The typical attendee is spending roughly $1,200 ... per party

It has been said that every young girl dreams of her wedding day: the dress she'll so painstakingly select, the reception she'll so carefully arrange, and the smile she'll so happily don during what is supposedly the best night of her life. What she is less likely to imagine, however, is how largely she will feature in the nuptials of others — particularly as it pertains to the time-honored tradition of the bachelorette party. 

But what first began as a simple "last hurrah" for the soon-to-be-married has, in recent years, ballooned into a three-day, two-night vacation that's often as onerous as it is outrageously expensive. Instead of daydreaming about their own celebration, many women are now sweating the cost of partaking in their friends', for which they're likely dropping thousands of dollars and racking up custom merch they'll never wear again. When did things get so out of hand?

Just how bad is it?

According to a survey from planning app Bach, the typical bachelorette attendee in 2023 is spending (or planning to spend) an estimated $1,200 per party, with an average party size of 9 people. "This brings the total spend to $10,800, which is about $3,000 higher than the average bachelorette spend three years ago," Bach noted in its analysis, which included expenses like flights, accommodations and discretionary spending. 

"It's not so much a night out anymore, but a weekend getaway with multiple day celebrations," Nicolette Nadolski, a coordinator at Ohio-based wedding planning company Lauren & Co. Events, told Axios Cleveland. "We're seeing people spending a lot more, whether it's to have friends come to town for a weekend out in Cleveland, traveling for a beach vacation or making a trip to Nashville" A 2022 poll from determined that more than half of those surveyed took on credit card debt to attend a bachelor or bachelorette party.

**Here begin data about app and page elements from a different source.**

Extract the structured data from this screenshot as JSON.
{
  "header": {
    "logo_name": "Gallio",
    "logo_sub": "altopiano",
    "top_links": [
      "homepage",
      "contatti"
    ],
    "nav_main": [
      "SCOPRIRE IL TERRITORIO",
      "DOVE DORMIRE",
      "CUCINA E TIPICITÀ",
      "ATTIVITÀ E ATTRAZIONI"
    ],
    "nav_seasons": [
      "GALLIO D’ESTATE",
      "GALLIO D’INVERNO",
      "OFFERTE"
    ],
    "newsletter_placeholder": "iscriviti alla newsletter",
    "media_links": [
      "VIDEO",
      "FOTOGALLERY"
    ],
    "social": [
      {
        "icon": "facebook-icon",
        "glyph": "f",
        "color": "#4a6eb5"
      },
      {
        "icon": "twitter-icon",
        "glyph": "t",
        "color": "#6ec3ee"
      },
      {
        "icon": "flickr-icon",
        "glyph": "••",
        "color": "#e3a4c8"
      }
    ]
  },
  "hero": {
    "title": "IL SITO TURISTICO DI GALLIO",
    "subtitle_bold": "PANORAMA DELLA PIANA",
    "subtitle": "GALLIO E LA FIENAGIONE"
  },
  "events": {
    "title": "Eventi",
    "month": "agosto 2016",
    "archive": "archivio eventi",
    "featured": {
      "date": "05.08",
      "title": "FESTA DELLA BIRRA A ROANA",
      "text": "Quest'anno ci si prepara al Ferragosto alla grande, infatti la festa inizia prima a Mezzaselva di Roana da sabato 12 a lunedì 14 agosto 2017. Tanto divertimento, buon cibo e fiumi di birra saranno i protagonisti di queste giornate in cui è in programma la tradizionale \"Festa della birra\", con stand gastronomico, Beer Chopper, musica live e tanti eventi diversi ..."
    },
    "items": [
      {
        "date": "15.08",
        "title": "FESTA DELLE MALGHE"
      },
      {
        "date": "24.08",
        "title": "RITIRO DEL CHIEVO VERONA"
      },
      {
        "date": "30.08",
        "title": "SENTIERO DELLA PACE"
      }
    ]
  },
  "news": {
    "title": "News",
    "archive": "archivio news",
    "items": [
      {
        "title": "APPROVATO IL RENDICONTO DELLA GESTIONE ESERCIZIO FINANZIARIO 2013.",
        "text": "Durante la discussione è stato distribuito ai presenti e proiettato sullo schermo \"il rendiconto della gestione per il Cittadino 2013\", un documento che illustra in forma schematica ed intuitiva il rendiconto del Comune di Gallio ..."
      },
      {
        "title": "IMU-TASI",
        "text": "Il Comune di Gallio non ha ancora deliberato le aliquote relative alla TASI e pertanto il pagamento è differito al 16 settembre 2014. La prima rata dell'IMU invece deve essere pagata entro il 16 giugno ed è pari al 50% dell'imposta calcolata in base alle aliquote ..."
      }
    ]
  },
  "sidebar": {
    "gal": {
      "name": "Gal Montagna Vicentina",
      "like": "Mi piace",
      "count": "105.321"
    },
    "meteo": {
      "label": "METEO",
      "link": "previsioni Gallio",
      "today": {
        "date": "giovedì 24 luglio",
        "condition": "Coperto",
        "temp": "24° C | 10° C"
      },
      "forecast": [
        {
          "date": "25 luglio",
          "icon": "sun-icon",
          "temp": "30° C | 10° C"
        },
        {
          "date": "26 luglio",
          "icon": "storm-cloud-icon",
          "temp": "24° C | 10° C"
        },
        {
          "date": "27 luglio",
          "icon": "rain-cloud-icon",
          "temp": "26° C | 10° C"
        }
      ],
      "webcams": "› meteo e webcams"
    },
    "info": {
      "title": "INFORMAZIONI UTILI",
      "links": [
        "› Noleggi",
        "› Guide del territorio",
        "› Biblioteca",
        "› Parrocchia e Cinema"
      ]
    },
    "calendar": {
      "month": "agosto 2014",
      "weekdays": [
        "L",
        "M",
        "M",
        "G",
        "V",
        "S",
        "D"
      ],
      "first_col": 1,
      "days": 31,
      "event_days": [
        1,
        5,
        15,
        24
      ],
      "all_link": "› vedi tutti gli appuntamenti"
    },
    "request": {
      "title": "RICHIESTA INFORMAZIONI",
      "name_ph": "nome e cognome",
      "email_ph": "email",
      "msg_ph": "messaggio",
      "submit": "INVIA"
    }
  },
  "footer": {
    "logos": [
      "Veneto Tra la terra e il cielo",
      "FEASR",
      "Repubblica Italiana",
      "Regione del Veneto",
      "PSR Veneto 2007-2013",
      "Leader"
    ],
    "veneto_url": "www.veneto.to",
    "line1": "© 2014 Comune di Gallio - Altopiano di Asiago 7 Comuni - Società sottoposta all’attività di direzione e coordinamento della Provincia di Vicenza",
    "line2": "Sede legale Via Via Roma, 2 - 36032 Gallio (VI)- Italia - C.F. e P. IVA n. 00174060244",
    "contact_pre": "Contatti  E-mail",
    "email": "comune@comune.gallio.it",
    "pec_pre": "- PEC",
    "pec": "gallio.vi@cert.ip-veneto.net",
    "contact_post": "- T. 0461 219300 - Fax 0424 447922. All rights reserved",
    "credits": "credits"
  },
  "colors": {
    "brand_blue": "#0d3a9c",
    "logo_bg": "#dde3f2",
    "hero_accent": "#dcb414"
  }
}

"The swag, the matching T-shirts, it's all gone so overboard," Lisa Glover, 32, told Fortune. "Does anybody need those T-shirts and sweatshirts that cost $30 and say 'Lisa's bachelorette'? No."

Why is this happening?

The rise of remote work has allowed for getaways longer and more exotic than in years past, while a post-pandemic boom in wanderlust has simultaneously energized brides looking to supercharge their (possibly delayed) wedding celebrations. "Over the past two years, people have gotten more flexible," Mike Petrakis, the founder and CEO of Bach, told Insider. "They are saying, 'I don't want to be stuck in my house; I want to go on a fun trip; I want to live my life.'" Plenty of U.S. couples are also getting married later in life, and some brides feel they should "go big" to compensate, Sarah Patton, owner of a Nashville-based events company, told Fortune. 

That said, to no change or trend is the bachelorette bloat more tied than social media. "In recent years, it has become more popular to decorate Airbnbs with balloon arches and themed signs, as well as to have Instagram-worthy activities like a bartender visiting the house for custom drinks," The Wall Street Journal reported, per Randi Nuorala, founder of Kay & Co., a bachelorette decoration service. "The activities have just gotten bougier," she said. "Like, 'We're going on this girl's trip, we're going to be posting about it, we need to look like this is like a luxury experience.'"

And it's not just Instagram — Pinterest is equal parts culpable here, Patton added. Brides get a whiff of the "biggest, the greatest, the latest" bach designs online and suddenly want to recreate them themselves, without properly taking into account the hefty price tag being passed down to their guests.

OK, so you're invited. Why not just skip?

It's not that easy. For one thing, young people often conflate their "self-worth" with "the time and money they spend on their friend group," the Journal explained, per financial therapist Ashley Agnew. "They're putting their personal value on what they're providing to their friends and how they're being perceived by their friends," which can make it incredibly difficult to say no, Agnew said. And that pressure only doubles if you're a bridesmaid, a blood relative, or an incoming in-law. How do you turn down a once-in-a-lifetime event?

"I hate when people say, 'Just don't go,'" one source told Fortune. "Since over-the-top bachelorette parties have become normalized — and are now the new standard — I feel like it is an expectation that you will attend unless you had a prior commitment. You can't simply say no without a good excuse."

If I do want to go, how can I make it work financially?

It might involve a few uncomfortable conversations (or, at the very least, some vulnerability), but there are a few things guests can do to get ahead of bachelorette debt. Charlotte Cowles, the financial advice columnist for The Cut, suggested arriving to the party a day late (if possible), or reaching out "to whoever's organizing the itinerary" and saying "that you can't quite swing spending more than X amount." Or, added financial adviser Colin Moynahan, try outlining your expenses ahead of time, so you can make a spending plan that allows you to attend the festivities stress-free. But if all else fails, said Agnew, the financial therapist, prioritize the actual wedding above everything else. Try telling the bride, "Because it's so important for me to be there for the wedding, I'll do that even if it means sacrificing the party because that's the real celebration," she suggested, per the Journal.

2023-06-05T10:09:13Z dg43tfdfdgfd